**WORK ITEM:** Filter these entries down to the lines that hold the word "link", and show each of them.

======== DATASET RECORDS

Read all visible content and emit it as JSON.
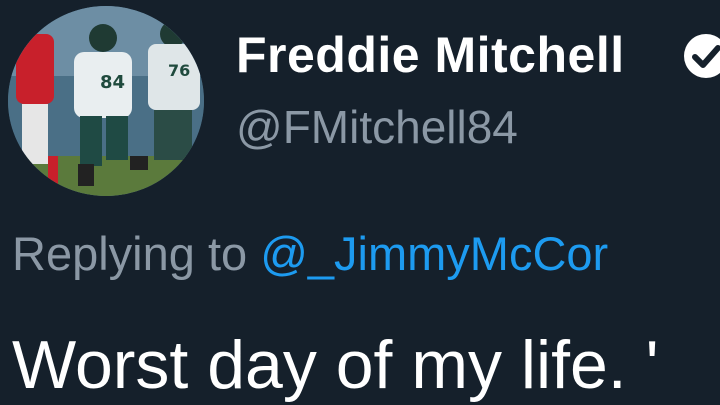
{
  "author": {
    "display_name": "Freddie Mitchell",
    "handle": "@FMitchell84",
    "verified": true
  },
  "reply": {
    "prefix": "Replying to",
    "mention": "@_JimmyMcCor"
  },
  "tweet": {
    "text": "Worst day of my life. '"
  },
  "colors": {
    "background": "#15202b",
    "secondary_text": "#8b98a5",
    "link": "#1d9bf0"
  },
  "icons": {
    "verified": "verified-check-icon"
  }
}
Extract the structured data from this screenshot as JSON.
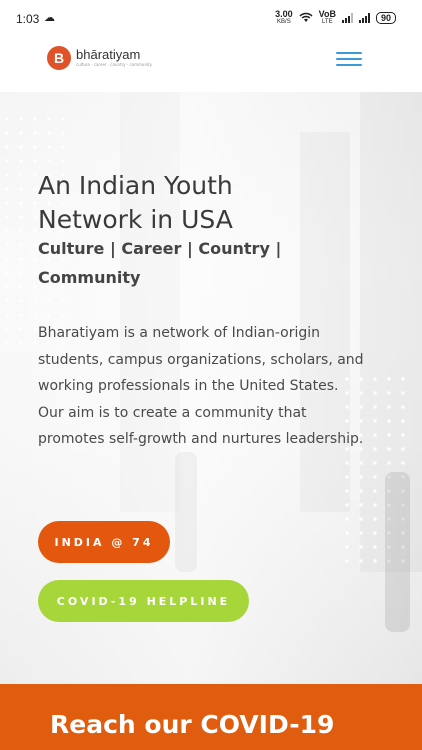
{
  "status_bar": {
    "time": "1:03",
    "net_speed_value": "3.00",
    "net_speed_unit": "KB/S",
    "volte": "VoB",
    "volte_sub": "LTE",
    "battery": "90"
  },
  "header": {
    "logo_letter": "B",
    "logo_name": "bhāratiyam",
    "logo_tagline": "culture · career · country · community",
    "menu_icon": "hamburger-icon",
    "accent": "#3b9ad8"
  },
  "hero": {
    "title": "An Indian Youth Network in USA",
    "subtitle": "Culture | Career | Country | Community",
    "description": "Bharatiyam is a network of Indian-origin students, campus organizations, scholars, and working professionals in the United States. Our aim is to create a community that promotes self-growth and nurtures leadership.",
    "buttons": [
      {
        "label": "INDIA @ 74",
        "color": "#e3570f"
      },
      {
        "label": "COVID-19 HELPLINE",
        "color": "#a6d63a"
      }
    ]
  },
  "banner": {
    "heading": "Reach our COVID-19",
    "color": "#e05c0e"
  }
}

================
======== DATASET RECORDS

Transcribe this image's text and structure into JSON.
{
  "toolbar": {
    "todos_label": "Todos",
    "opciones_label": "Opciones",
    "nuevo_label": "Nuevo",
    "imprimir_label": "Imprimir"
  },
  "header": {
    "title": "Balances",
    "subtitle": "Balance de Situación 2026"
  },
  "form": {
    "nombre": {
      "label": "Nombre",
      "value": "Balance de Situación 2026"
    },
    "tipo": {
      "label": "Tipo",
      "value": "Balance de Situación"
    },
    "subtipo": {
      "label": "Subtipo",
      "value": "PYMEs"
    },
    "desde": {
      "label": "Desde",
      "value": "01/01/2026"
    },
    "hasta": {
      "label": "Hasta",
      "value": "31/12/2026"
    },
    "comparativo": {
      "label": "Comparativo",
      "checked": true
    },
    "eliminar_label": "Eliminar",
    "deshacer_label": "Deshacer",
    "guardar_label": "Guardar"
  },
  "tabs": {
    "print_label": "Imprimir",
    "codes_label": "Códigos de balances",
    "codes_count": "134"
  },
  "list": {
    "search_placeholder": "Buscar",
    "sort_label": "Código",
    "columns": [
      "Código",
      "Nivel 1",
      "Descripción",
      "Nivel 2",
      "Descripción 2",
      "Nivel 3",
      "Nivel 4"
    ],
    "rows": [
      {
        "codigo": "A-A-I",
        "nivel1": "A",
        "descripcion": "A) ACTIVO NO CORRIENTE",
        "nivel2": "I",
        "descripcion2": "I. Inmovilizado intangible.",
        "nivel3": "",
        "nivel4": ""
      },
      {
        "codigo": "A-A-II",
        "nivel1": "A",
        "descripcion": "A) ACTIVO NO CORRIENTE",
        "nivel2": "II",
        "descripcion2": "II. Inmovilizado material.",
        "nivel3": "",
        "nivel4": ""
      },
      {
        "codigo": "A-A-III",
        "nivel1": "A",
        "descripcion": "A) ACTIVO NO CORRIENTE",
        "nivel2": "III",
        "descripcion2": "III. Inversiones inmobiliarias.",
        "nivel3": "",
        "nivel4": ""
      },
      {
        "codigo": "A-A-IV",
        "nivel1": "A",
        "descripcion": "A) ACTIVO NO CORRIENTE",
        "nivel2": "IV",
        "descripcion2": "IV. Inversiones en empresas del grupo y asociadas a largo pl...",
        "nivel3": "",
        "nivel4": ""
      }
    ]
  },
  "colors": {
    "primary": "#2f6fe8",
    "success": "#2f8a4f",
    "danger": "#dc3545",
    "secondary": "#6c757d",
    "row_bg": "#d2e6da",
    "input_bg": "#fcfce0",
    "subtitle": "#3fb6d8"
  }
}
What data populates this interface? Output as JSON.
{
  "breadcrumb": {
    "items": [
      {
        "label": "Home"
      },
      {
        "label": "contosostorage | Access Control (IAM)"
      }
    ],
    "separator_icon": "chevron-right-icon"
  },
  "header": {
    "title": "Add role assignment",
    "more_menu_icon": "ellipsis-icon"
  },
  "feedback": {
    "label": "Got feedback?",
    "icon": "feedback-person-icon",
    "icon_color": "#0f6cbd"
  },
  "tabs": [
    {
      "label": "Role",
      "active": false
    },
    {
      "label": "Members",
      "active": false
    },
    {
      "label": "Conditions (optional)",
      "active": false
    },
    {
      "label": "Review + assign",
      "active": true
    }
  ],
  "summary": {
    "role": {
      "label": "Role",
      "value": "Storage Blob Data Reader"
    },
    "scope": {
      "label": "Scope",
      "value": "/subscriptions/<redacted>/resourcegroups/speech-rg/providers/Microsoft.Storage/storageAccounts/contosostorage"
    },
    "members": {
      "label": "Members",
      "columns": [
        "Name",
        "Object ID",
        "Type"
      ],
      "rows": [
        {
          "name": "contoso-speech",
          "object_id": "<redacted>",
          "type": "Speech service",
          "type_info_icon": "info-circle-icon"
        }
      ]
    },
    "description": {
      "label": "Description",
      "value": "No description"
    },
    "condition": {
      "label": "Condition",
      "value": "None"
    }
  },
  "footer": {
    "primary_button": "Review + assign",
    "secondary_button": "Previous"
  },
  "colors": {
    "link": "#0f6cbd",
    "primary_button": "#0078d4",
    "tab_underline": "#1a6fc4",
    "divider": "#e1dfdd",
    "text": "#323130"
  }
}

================
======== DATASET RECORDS

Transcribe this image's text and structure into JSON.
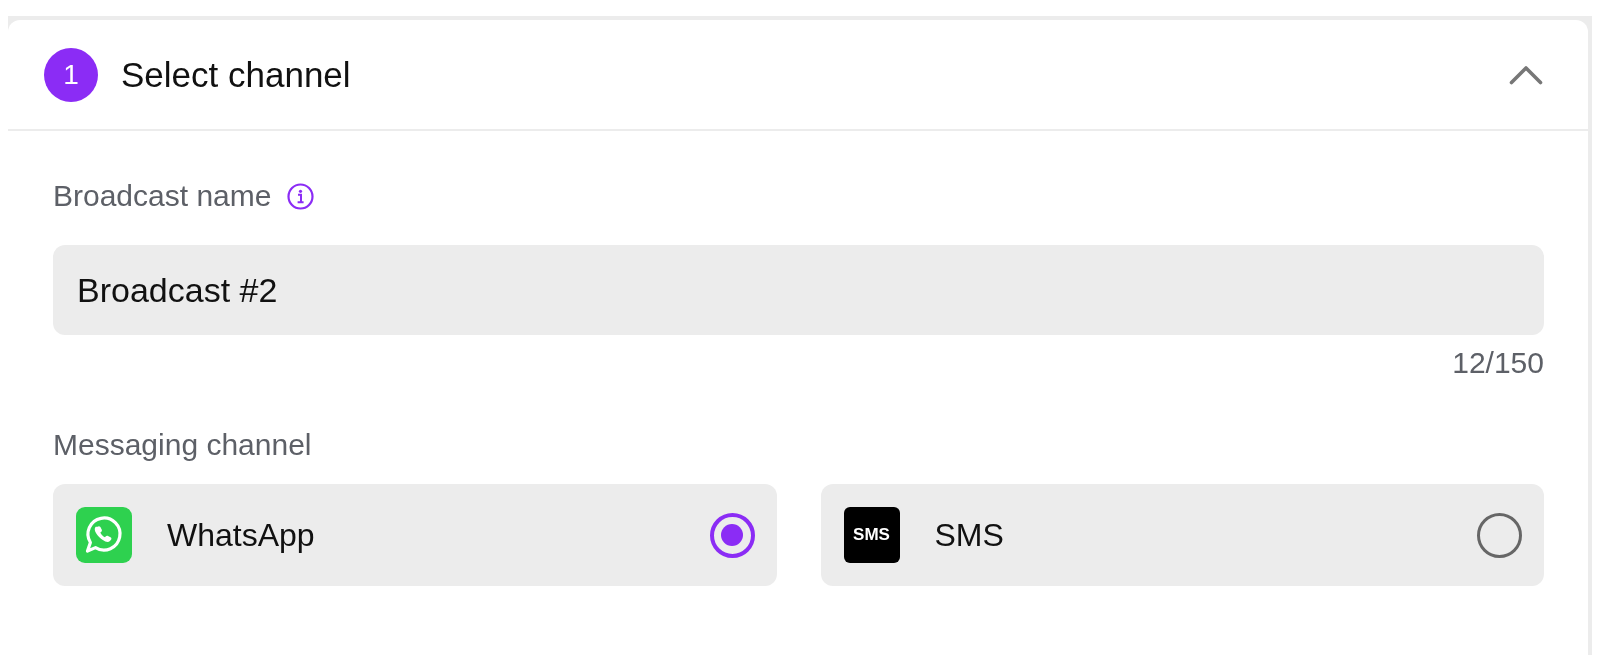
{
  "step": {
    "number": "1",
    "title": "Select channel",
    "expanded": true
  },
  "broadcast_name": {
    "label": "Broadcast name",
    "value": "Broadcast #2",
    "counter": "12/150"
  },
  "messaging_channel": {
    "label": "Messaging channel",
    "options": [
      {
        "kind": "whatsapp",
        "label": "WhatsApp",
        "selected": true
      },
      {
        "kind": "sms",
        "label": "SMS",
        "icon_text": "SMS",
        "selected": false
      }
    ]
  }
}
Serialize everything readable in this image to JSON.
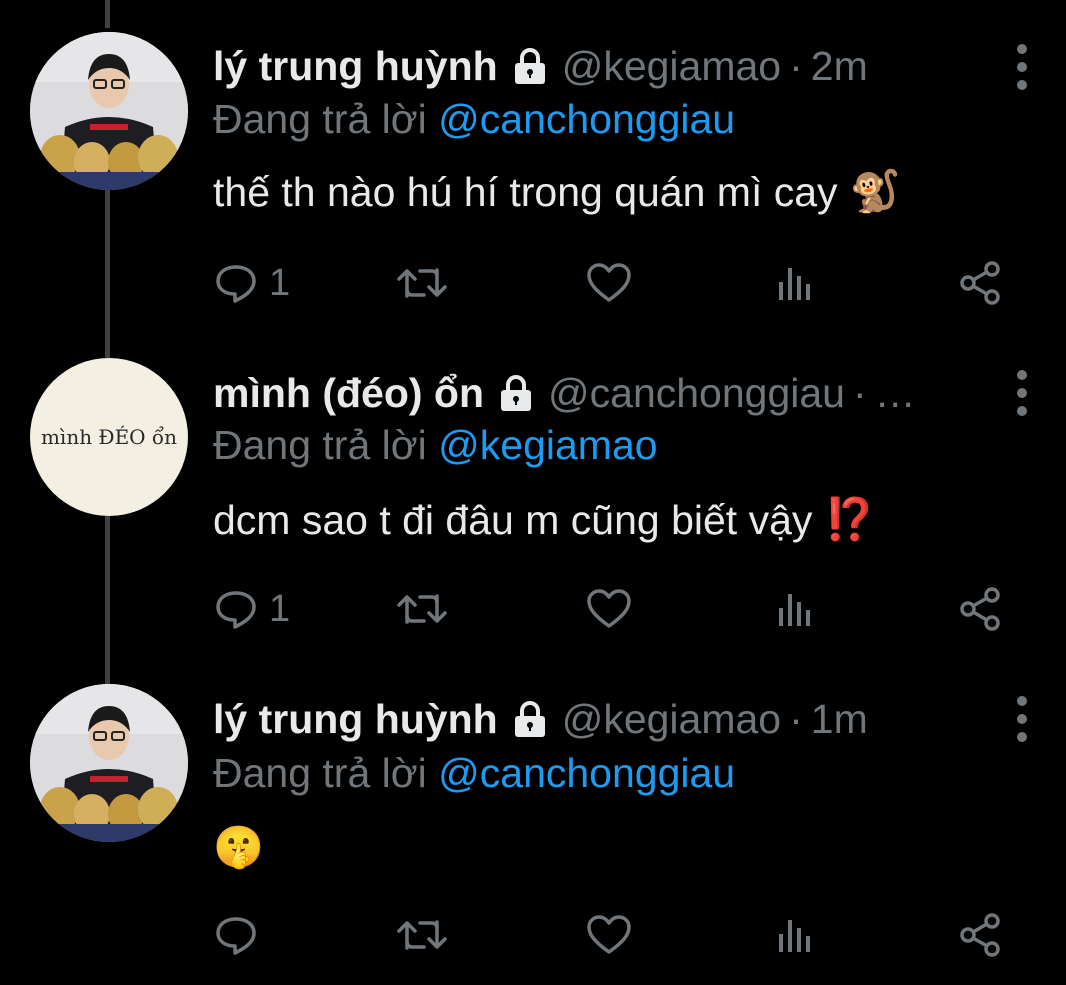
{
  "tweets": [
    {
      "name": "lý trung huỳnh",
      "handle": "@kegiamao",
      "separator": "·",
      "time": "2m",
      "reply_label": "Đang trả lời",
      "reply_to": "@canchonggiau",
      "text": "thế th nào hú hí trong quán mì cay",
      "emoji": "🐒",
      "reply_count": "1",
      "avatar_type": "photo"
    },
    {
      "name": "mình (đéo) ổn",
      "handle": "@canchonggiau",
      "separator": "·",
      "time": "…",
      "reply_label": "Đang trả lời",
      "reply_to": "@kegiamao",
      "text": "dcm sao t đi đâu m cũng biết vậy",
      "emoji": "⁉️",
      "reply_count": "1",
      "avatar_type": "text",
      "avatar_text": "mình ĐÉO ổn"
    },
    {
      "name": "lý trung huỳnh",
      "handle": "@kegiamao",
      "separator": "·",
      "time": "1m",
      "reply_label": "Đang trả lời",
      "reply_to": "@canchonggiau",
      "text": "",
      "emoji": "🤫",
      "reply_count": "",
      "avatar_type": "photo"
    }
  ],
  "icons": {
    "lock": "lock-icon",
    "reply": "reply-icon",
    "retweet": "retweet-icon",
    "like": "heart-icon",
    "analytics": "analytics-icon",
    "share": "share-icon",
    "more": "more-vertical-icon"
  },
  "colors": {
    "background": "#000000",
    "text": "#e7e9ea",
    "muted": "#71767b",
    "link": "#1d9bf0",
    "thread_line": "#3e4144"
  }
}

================

**EXERCISE RESULT:**
    "link": "#1d9bf0"
    "link": "#0f6cbd",
    "link": "#1d9bf0",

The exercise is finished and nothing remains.